News of the gunboat’s capture caused consternation. Jackson placed the city under martial law and concentrated his scattered troop detachments nearby. General Coffee with his mounted riflemen arrived on 19 December, and Tennessee and Mississippi volunteers, under General Carroll, arrived a few days later. In and around the city itself Jackson had two regular regiments, the 7th and 44th; a thousand state militia; a battalion of three hundred city volunteers; a rifle company of about sixty; a battalion of free blacks, mostly refugees from Santo Domingo; and twenty-eight Choctaw Indians.
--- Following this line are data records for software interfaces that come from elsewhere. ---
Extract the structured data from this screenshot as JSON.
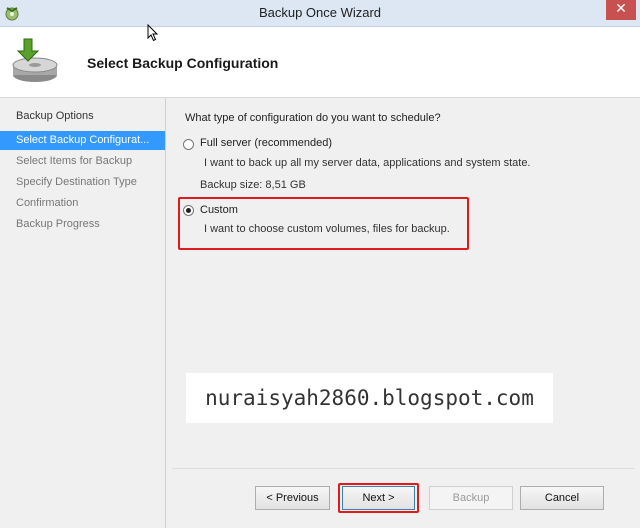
{
  "window": {
    "title": "Backup Once Wizard",
    "close_label": "✕"
  },
  "header": {
    "title": "Select Backup Configuration"
  },
  "sidebar": {
    "steps": [
      {
        "label": "Backup Options"
      },
      {
        "label": "Select Backup Configurat..."
      },
      {
        "label": "Select Items for Backup"
      },
      {
        "label": "Specify Destination Type"
      },
      {
        "label": "Confirmation"
      },
      {
        "label": "Backup Progress"
      }
    ],
    "active_index": 1
  },
  "main": {
    "question": "What type of configuration do you want to schedule?",
    "options": [
      {
        "label": "Full server (recommended)",
        "description": "I want to back up all my server data, applications and system state.",
        "detail": "Backup size: 8,51 GB",
        "selected": false
      },
      {
        "label": "Custom",
        "description": "I want to choose custom volumes, files for backup.",
        "selected": true
      }
    ]
  },
  "watermark": "nuraisyah2860.blogspot.com",
  "buttons": {
    "previous": "< Previous",
    "next": "Next >",
    "backup": "Backup",
    "cancel": "Cancel"
  },
  "colors": {
    "active_step": "#3399ff",
    "highlight": "#e01b1b",
    "close_button": "#c75050"
  }
}
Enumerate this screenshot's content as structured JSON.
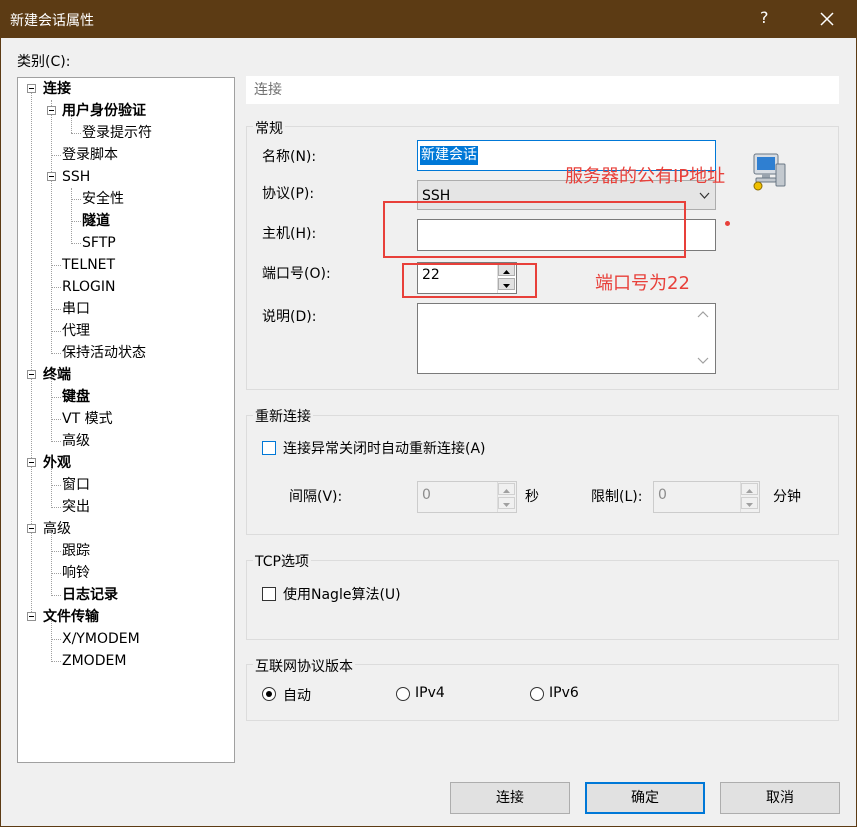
{
  "window": {
    "title": "新建会话属性",
    "help_label": "?",
    "close_icon": "close-icon"
  },
  "category_label": "类别(C):",
  "tree": [
    {
      "label": "连接",
      "bold": true
    },
    {
      "label": "用户身份验证",
      "bold": true
    },
    {
      "label": "登录提示符",
      "bold": false
    },
    {
      "label": "登录脚本",
      "bold": false
    },
    {
      "label": "SSH",
      "bold": false
    },
    {
      "label": "安全性",
      "bold": false
    },
    {
      "label": "隧道",
      "bold": true
    },
    {
      "label": "SFTP",
      "bold": false
    },
    {
      "label": "TELNET",
      "bold": false
    },
    {
      "label": "RLOGIN",
      "bold": false
    },
    {
      "label": "串口",
      "bold": false
    },
    {
      "label": "代理",
      "bold": false
    },
    {
      "label": "保持活动状态",
      "bold": false
    },
    {
      "label": "终端",
      "bold": true
    },
    {
      "label": "键盘",
      "bold": true
    },
    {
      "label": "VT 模式",
      "bold": false
    },
    {
      "label": "高级",
      "bold": false
    },
    {
      "label": "外观",
      "bold": true
    },
    {
      "label": "窗口",
      "bold": false
    },
    {
      "label": "突出",
      "bold": false
    },
    {
      "label": "高级",
      "bold": false
    },
    {
      "label": "跟踪",
      "bold": false
    },
    {
      "label": "响铃",
      "bold": false
    },
    {
      "label": "日志记录",
      "bold": true
    },
    {
      "label": "文件传输",
      "bold": true
    },
    {
      "label": "X/YMODEM",
      "bold": false
    },
    {
      "label": "ZMODEM",
      "bold": false
    }
  ],
  "pane_header": "连接",
  "general": {
    "title": "常规",
    "name_label": "名称(N):",
    "name_value": "新建会话",
    "protocol_label": "协议(P):",
    "protocol_value": "SSH",
    "host_label": "主机(H):",
    "host_value": "",
    "port_label": "端口号(O):",
    "port_value": "22",
    "desc_label": "说明(D):",
    "desc_value": ""
  },
  "reconnect": {
    "title": "重新连接",
    "auto_label": "连接异常关闭时自动重新连接(A)",
    "auto_checked": false,
    "interval_label": "间隔(V):",
    "interval_value": "0",
    "interval_unit": "秒",
    "limit_label": "限制(L):",
    "limit_value": "0",
    "limit_unit": "分钟"
  },
  "tcp": {
    "title": "TCP选项",
    "nagle_label": "使用Nagle算法(U)",
    "nagle_checked": false
  },
  "ipver": {
    "title": "互联网协议版本",
    "options": [
      "自动",
      "IPv4",
      "IPv6"
    ],
    "selected": "自动"
  },
  "buttons": {
    "connect": "连接",
    "ok": "确定",
    "cancel": "取消"
  },
  "annotations": {
    "host_note": "服务器的公有IP地址",
    "port_note": "端口号为22",
    "color": "#e8403a"
  },
  "colors": {
    "titlebar": "#5c3b14",
    "selection": "#0078d7"
  }
}
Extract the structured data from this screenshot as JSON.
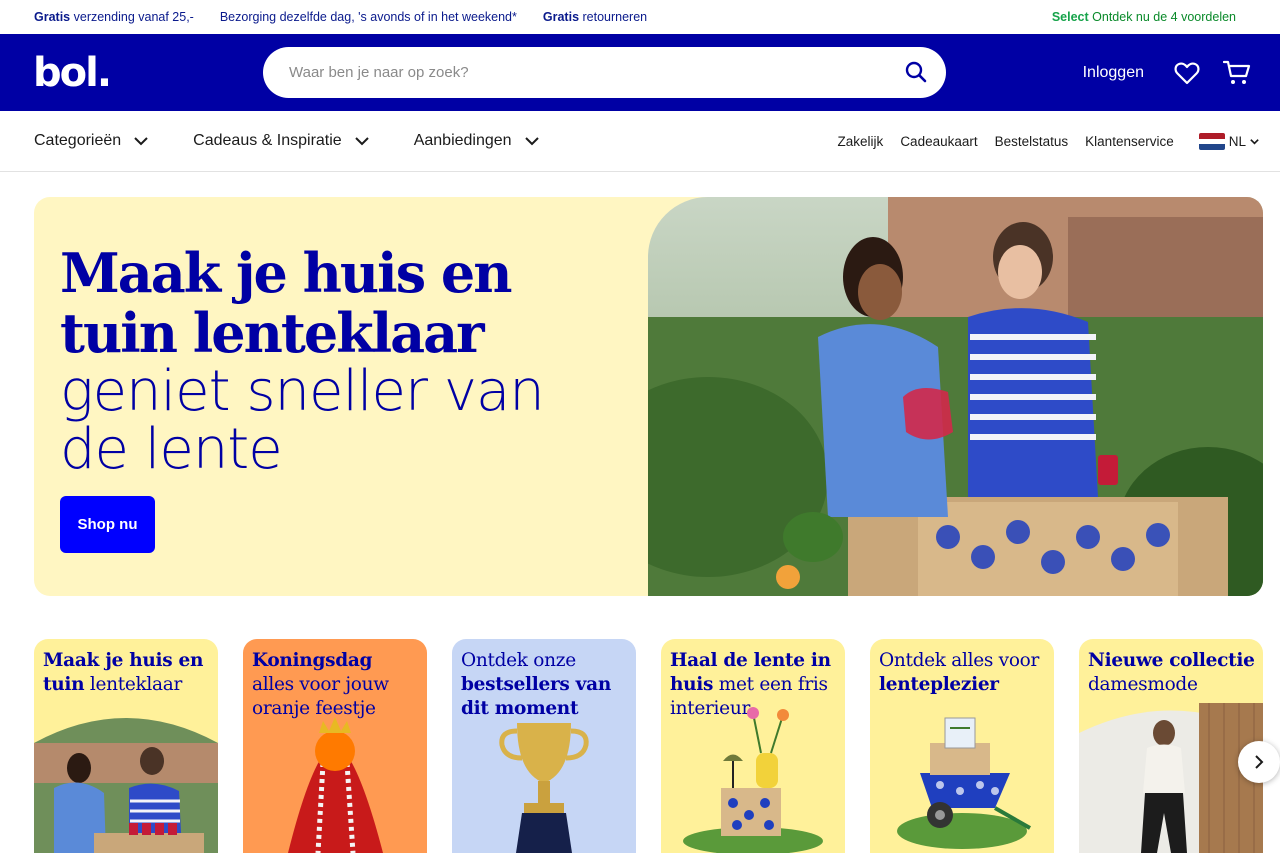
{
  "usp": {
    "item1": {
      "bold": "Gratis",
      "text": " verzending vanaf 25,-"
    },
    "item2": {
      "text": "Bezorging dezelfde dag, 's avonds of in het weekend*"
    },
    "item3": {
      "bold": "Gratis",
      "text": " retourneren"
    },
    "select": {
      "bold": "Select",
      "text": " Ontdek nu de 4 voordelen"
    }
  },
  "header": {
    "logo": "bol.",
    "search_placeholder": "Waar ben je naar op zoek?",
    "login": "Inloggen",
    "icons": [
      "search-icon",
      "heart-icon",
      "cart-icon"
    ],
    "brand_color": "#0000a4"
  },
  "nav": {
    "menus": [
      "Categorieën",
      "Cadeaus & Inspiratie",
      "Aanbiedingen"
    ],
    "links": [
      "Zakelijk",
      "Cadeaukaart",
      "Bestelstatus",
      "Klantenservice"
    ],
    "language": "NL"
  },
  "hero": {
    "title_line1": "Maak je huis en",
    "title_line2": "tuin lenteklaar",
    "sub_line1": "geniet sneller van",
    "sub_line2": "de lente",
    "cta": "Shop nu",
    "bg_color": "#fff6c2"
  },
  "tiles": [
    {
      "bold": "Maak je huis en tuin",
      "light": " lenteklaar",
      "color": "#fff19a"
    },
    {
      "bold": "Koningsdag",
      "light": " alles voor jouw oranje feestje",
      "color": "#ff9a52"
    },
    {
      "light": "Ontdek onze ",
      "bold": "bestsellers van dit moment",
      "color": "#c6d6f5"
    },
    {
      "bold": "Haal de lente in huis",
      "light": " met een fris interieur",
      "color": "#fff19a"
    },
    {
      "light": "Ontdek alles voor ",
      "bold": "lenteplezier",
      "color": "#fff19a"
    },
    {
      "bold": "Nieuwe collectie",
      "light": " damesmode",
      "color": "#fff19a"
    }
  ]
}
It was fortunate that Jackson’s men had concentrated quickly, for at noon on 23 December the British advance force, a light brigade of about nineteen hundred men under Lieutenant Colonel Thornton, appeared on the banks of the Mississippi at the Villere plantation about nine miles from New Orleans, where they were to camp for the night. Jackson was told of the British arrival and decided to attack that evening. The main body of about thirteen hundred led by him would make a frontal attack, and Coffee with approximately seven hundred would hit from the flank while the armed schooner Carolina in the river would sweep the British with its guns. The action began well. The Carolina commenced her bombardment at 7:00 pm and soon after, Jackson and Coffee engaged the surprised British. But the early winter night had fallen and with night came fog. Men became separated from their units and soon the action became a melee with squads and individuals meeting, often fighting hand-to-hand with little overall control. At first the Americans were successful, but the British steadied with the arrival of reinforcements. After about an hour and a half of this confusion. Jackson broke off the action and withdrew his troops. He was followed by Coffee an hour later. The Americans lost 213 killed and wounded. British casualties totaled 267.

The painting shows the Choctaws and a mixed group of Major Daquin’s Battalion of Free Men of Colour. The latter were mostly attired in civilian clothes because they had been organized only for a few weeks. They are led by an officer distinguishable by his sword and red sash. Facing them are members of the British 85th Regiment in red coats with yellow facings and white lace, and members of the British 95th Regiment in green uniforms with black facings and white lace.


Extracted from: Auglink

The USS CONSTITUTION met and defeated HMS GUERRIERE, the first in a grand succession of victories in the War of 1812. It was during this ferocious battle that the seamen, astonished at the way the British cannonballs were bouncing off the Constitution's hull, cried out -"Her sides are made of iron!" Thus, her nickname,"Old Ironsides."

What was not known at the time was the fact that a U.S. Marine, serving aboard Old Ironsides, as George Baker, was actually Lucy Brewer. Eventually the Marine Corps reluctantly acknowledged that Lucy Brewer was perhaps the very first woman marine. Here's the way the Historical Division of the USMC tells the Lucy Brewer story:

"No compilation of legends would be complete without mention of Lucy Brewer. A farm girl from Massachusetts, Lucy Brewer was the legendary first woman Marine. The War of 1812 was raging when Lucy arrived at Boston. Friendless in the strange city, she met a woman who seemed eager to take a stranger into her home. Lucy was surprised that one woman could have so many daughters, but she soon discovered that home was just a house. Unsuited to a life of sin, Lucy fled her benefactress, donned men's clothing, and found refuge in the Marine Corps. No one discovered she was a woman, and as a member of the "Constitution's" Marine guard, she saw action in some of the bloodiest sea fights of the war. Her exploits came to light when she published an autobiographical account of her experiences. She described her heroism in the major battles of the "Constitution" with such details as manning the fighting tops as a marksman, taking toll of the British with musket fire. True or not, the story of Lucy Brewer makes a wonderful addition to the colorful legends about the Marine Corps."

It would be over one hundred years before the Marine Corps seriously began to recruit women - August 1918 - to be specific.